Boycotts do work. And in less than 1 week, AFA has collected less than 1 million signatures to protest the policy of allowing transgender people to use the restrooms of their choice, and not their biological determination.
More than 1,000,000 people have signed the boycott pledge against Target, following the secretive decision by executives to open all of their stores’ bathrooms and changing rooms to people of both sexes.
Late Thursday night, roughly 75 people a minute were adding their name to the petition as it clicked over 1 million, just after 10:30 pm Eastern Time.
“That’s a million families who are going to spread the word about Target, so they may not get those customers back,” or their money, said Tim Wildmon, president of the American Family Association, which has hosted the boycott.
Target’s “management is just going to have step up here [and] say ‘We’re selling hammers and hats, we’re not into social engineering,’” he said.
The boycott was announced April 20 by the association, one day after Target revealed its decision to favor its few transgender customers and staff over the rest of the population. A study of the 2010 census data suggests that only about 1 in 2,400 adults change their names to match names used by the other sex.
Wildmon’s association wants to affirm people’s privacy in bathrooms and changing rooms, but also to block the progressives’ multi-front push to stigmatize and outlaw any recognition of the average differences between women and men, and between boys and girls. The LGBT agenda “is being rammed down people’s throats, and people are losing their jobs because of it, and it is becoming so that you can’t think differently from these people or you’re [called] a hater or a bigot,” he said.
Since the decision was announced, numerous comments, articles, and videos protesting the store’s one-sided decision have gone viral. Public opinion has moved and hardened in opposition to the previously bizarre notion of dual-sex bathrooms and changing rooms, and Target’s brand as a family friendly store has taken a hit, as the online conversation shifted from its claim of “cheap chic” to worries of privacy, sexual predators, and the anger at the company’s disregard for the reasoned judgement of its middle-class customers.
“This is how people can fight back — they’re not going to shop at Target,” said Wildmon.

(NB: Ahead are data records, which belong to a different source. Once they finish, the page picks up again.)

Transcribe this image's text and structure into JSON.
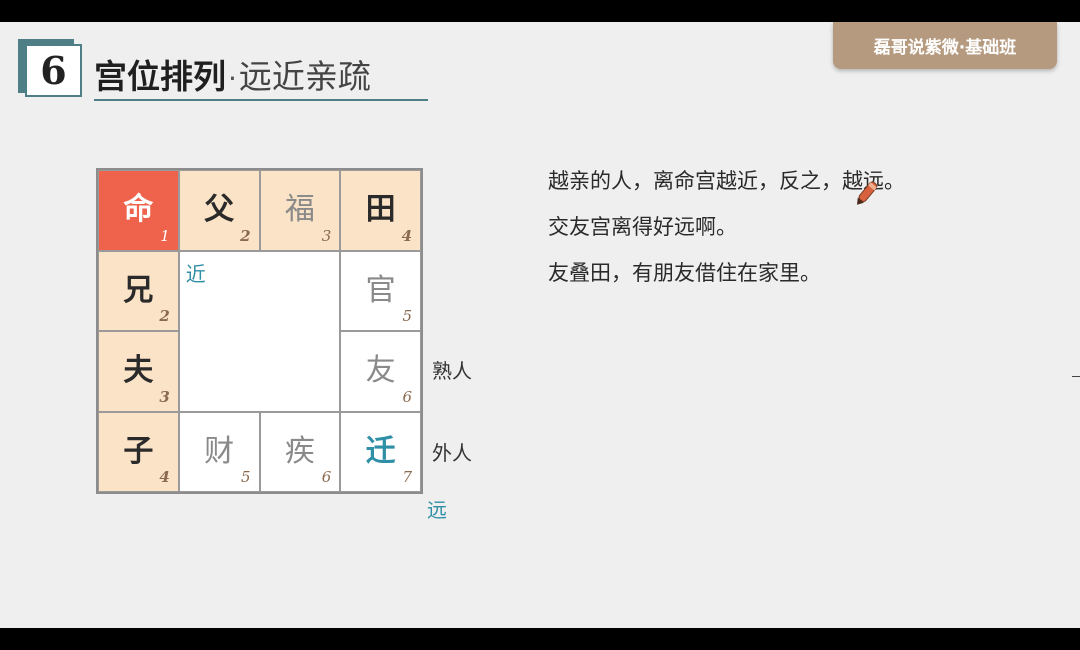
{
  "brand": {
    "label": "磊哥说紫微·基础班"
  },
  "section": {
    "number": "6",
    "title_main": "宫位排列",
    "title_dot": "·",
    "title_sub": "远近亲疏"
  },
  "grid": {
    "cells": [
      {
        "char": "命",
        "num": "1"
      },
      {
        "char": "父",
        "num": "2"
      },
      {
        "char": "福",
        "num": "3"
      },
      {
        "char": "田",
        "num": "4"
      },
      {
        "char": "兄",
        "num": "2"
      },
      {
        "char": "官",
        "num": "5"
      },
      {
        "char": "夫",
        "num": "3"
      },
      {
        "char": "友",
        "num": "6"
      },
      {
        "char": "子",
        "num": "4"
      },
      {
        "char": "财",
        "num": "5"
      },
      {
        "char": "疾",
        "num": "6"
      },
      {
        "char": "迁",
        "num": "7"
      }
    ],
    "near_label": "近",
    "far_label": "远",
    "acquaintance_label": "熟人",
    "outsider_label": "外人"
  },
  "notes": [
    "越亲的人，离命宫越近，反之，越远。",
    "交友宫离得好远啊。",
    "友叠田，有朋友借住在家里。"
  ],
  "colors": {
    "accent": "#4f7f86",
    "ming_red": "#ef624c",
    "beige": "#fbe3c7",
    "teal": "#2f8fa6",
    "brand_bg": "#b59a7f"
  },
  "icons": {
    "cursor": "pen-icon"
  }
}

Target, however, is not responding to customers’ opposition. “We certainly respect that there are a wide variety of perspectives and opinions. As a company that firmly stands behind what it means to offer our team an inclusive place to work — and our guests an inclusive place to shop — we continue to believe that this is the right thing for Target, company spokeswoman Molly Snyder said April 25.
Amid the turmoil, the company’s stock edged down from $83.98 per share on April 19 to roughly $81.33 in April 28.
That’s a loss of $2.65 per share, which chops the company’s stock market value by $1.5 billion, down to $48.8 billion.
The company’s Twitter, however, has been very inactive. The most recent tweet was sent out April 19, even tough the company has been sending out a tweet every two or three days in the first half of April.